Coughing, sneezing and difficulty breathing. Admittedly, a sneeze or two can be kind of funny, but persistent sneezing — particularly if there’s a runny nose or discharge from the eyes or ears — should warrant a trip to the vet.

Likewise, persistent coughing can be a cause for concern. Kennel cough, a contagious form of bronchitis in dogs, is usually mild — but it can be dangerous for puppies and short-nosed dogs (like pugs). Most dogs will appear otherwise healthy, except for a nagging dry or “honking” cough.

Chronic coughing could be related to more serious conditions like heart or lung disease and heart worms. Any signs of choking or difficulty breathing should get emergency attention.

Hair loss. Pet owners are well acquainted with shedding, but hair that comes out in patches or noticeable bald spots are more than a nuisance. Patchy hair could be the result of a skin infection or parasite. A single bald spot could be the result of an injury, while symmetrical bald spots (appearing on both sides of the body) could signal an endocrine disorder like hypothyroidism.

A warning to owners: Wear rubber gloves before you take a closer look! Ringworm is another cause of hair loss, and can be spread to humans.

Unexplained weight loss or gain. Pets are affected by the balance of calories versus exercise too, so adjusting diet and exercise is often the cause. However, when other symptoms are involved and there hasn’t been a change to your pet’s diet or exercise routine, it may be time to have it checked out. Unexplained weight gain could be caused by diabetes or endocrine issues like Cushing’s disease.

Stiffness, lameness or difficulty getting up. These symptoms are all signs of arthritis, but don’t overlook them as a sign of aging. There’s a lot that can be done to treat arthritis in pets, from anti-inflammatory medications to surgery. It’s important to keep pets mobile and active for both health and sanitary reasons.

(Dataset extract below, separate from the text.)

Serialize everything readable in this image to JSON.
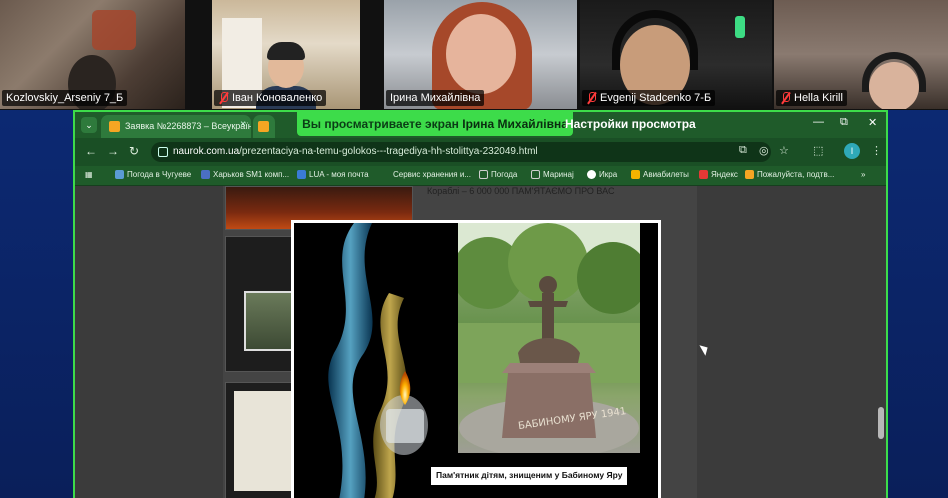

Pain can also be from an injury, ruptured ligament, tick-borne disease (like Lyme disease) or hip dysplasia (sometimes seen in bigger dogs like Labrador retrievers).

Signs in other pets

Admittedly, cats and dogs get a lot of media attention because of their popularity, and there’s a limit as to what vets can do for some pets like hamsters or birds. Many of these symptoms apply to many species — like signs of pain or digestive upset. Some signs are more specific, like unexplained loss of feathers in a bird or signs of fungus in a fish (which could spread to other fish in the tank).

Regardless of which furry, four-legged, finned or feathered friends share your life, the same rule of thumb applies: know your pets, and be on the lookout for any unusual behaviour or change in habits. When in doubt, seek expert help rather than making your own diagnosis.

ON THE WEB

Looking for more information about pet health? Check out some of our sources:

– Alberta Veterinary Medical Association: Your Senior Pet

– American Society for the Protection of Animals: Pet Care

Pet Health Care

PetMD.com

WebMD: Healthy Pets (For specific health advice, see Dog Symptoms and Conditions A-Z and Cat Symptoms and Conditions A-Z )